I like to watch videos of Gabor Mate. He goes into detail about his own ADHD, which was caused by infant abandonment trauma caused by circumstances in wartime Budapest. You may be dealing with stuff your mind can't remember. My friend who grew up with his father as a political prisoner also has ADHD. Childhood trauma does require a therapist to work through, according to Mate. I find his videos therapeutic.
If I allow myself to believe in repressed trauma that I’ve forgotten, how do I know whether I’m making up my repressed memories or actually remembering stuff that happened? I guess my family thinks I’m making stuff up anyway.
In my experience, ADHD isn’t the result of trauma, it’s just something that happens and produces plenty of its own reinforcing and recurring trauma if left untreated and undiagnosed to grow rampantly in the right way, or the wrong way.
I’m at a point where I’m managing the traumas and the symptoms pretty well, even without medication. I function a lot easier with it though. It used to whip my ass, though. If I got some aspergers on the side too, that will explain my lonely and traumatic childhood with all the guilt and anxiety and scrupulosity and savant talent that still can’t figure people out to my whole satisfaction.

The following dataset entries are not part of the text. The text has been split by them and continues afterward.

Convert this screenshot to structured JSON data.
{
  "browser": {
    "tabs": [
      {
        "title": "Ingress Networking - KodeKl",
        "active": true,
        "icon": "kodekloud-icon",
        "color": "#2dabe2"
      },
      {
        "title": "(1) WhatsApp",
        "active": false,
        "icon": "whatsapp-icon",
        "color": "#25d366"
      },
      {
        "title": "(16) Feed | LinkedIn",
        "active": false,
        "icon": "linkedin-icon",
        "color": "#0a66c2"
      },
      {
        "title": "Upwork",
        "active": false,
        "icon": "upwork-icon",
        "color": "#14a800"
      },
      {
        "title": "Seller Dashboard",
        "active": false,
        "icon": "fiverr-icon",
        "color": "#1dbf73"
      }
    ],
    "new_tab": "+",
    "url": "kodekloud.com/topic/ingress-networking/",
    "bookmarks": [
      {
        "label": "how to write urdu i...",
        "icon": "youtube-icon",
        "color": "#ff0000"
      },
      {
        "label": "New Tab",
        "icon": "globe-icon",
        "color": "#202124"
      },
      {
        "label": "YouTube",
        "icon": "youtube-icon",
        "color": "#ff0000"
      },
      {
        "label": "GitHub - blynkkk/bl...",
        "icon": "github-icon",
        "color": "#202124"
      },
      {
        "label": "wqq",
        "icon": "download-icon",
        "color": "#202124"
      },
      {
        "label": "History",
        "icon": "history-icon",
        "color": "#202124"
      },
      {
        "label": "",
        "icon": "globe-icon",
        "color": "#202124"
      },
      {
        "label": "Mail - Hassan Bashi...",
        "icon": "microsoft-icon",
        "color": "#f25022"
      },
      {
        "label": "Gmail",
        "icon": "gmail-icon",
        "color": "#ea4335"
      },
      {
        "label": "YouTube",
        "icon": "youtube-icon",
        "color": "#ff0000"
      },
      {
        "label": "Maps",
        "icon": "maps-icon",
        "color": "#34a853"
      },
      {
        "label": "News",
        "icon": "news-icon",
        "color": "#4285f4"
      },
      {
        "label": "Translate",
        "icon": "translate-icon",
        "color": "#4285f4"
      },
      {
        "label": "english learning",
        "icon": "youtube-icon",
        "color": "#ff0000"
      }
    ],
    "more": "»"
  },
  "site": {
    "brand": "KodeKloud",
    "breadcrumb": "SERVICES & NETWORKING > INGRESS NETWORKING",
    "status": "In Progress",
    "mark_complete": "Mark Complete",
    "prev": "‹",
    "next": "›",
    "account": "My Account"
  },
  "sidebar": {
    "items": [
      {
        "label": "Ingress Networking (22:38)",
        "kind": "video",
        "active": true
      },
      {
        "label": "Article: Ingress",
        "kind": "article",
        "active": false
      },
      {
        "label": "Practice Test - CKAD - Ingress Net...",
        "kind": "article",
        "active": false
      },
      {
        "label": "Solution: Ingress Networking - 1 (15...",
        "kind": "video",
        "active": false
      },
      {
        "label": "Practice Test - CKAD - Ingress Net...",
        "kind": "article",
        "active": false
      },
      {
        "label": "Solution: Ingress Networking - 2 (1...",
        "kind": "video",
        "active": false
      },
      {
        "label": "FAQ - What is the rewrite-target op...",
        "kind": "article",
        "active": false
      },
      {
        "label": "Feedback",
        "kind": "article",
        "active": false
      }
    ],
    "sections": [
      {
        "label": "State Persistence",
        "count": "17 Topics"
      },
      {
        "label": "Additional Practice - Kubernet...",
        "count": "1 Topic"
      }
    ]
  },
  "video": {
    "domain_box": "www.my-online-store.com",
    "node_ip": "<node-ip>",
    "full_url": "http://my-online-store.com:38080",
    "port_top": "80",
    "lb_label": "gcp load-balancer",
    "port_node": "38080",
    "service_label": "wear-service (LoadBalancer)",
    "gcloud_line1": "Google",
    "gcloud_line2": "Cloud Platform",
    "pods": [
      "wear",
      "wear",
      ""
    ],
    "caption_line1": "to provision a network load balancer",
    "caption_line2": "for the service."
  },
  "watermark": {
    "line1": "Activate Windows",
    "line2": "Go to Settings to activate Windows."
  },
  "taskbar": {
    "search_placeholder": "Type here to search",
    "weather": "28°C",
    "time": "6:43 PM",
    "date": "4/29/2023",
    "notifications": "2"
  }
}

I'm sure that people have varying types of personalities and some people are a lot more fragile than others. My son is one of those. His father left when they were 10. This son talked to him on the phone and begged him to come home. He has been through a divorce (didn't want to get married, but her mother died and felt coerced). He has tried suicide twice. He was in the mental health ward for a week or so 18 months ago. It hasn't been pretty. There is such a thing called emotional intelligence and my therapist has talked to me about it a lot. Many with it have a tough time. I'm at this time applying for disability for my son. He will be 36 next month. His father's insanity (being gay and all the drama he has caused in our lives) hasn't helped. Luckily, I got my son out of mormonism at age 8.
But I've suffered a lot of trauma myself. I do know of a repressed memory. I haven't even brought it up to my therapist, which you'd think I would. Next time. I always have so much going on that I forget. There a smell of a lotion I had not seen in YEARS that took me right back to where the events had happened. I live in fear of smelling it again. I was always of that place and I didn't know why.
And in jr. high, there was a group of girls who would go around and pull other girls' slips down. This was in the late 1960s and we had to wear dresses to school and we usually all wore slips, mostly half slips. I lived in absolute fear of this happening to me. I do not deal well with stuff like this (and then being mormon and bishopric interviews, etc.). One day about 15 years ago,my sister and I were talking about this and I said, "Oh, I'm sure glad didn't happen to me." And she said, "BUT IT DID!" I remember where I was at in the school and I can see a foggy picture of happening, but I don't remember every detail.
When one of your experiences is bugging you, think about it. You'll know if you allow yourself, too. It sounds to me like someone in your family doesn't want you to remember. I think the path to healing is being able to acknowledge it to yourself. If I remember, I'll ask my therapist next time I get in. For someone with your personality, from what I've read, mormonism was a horrible place for you to be.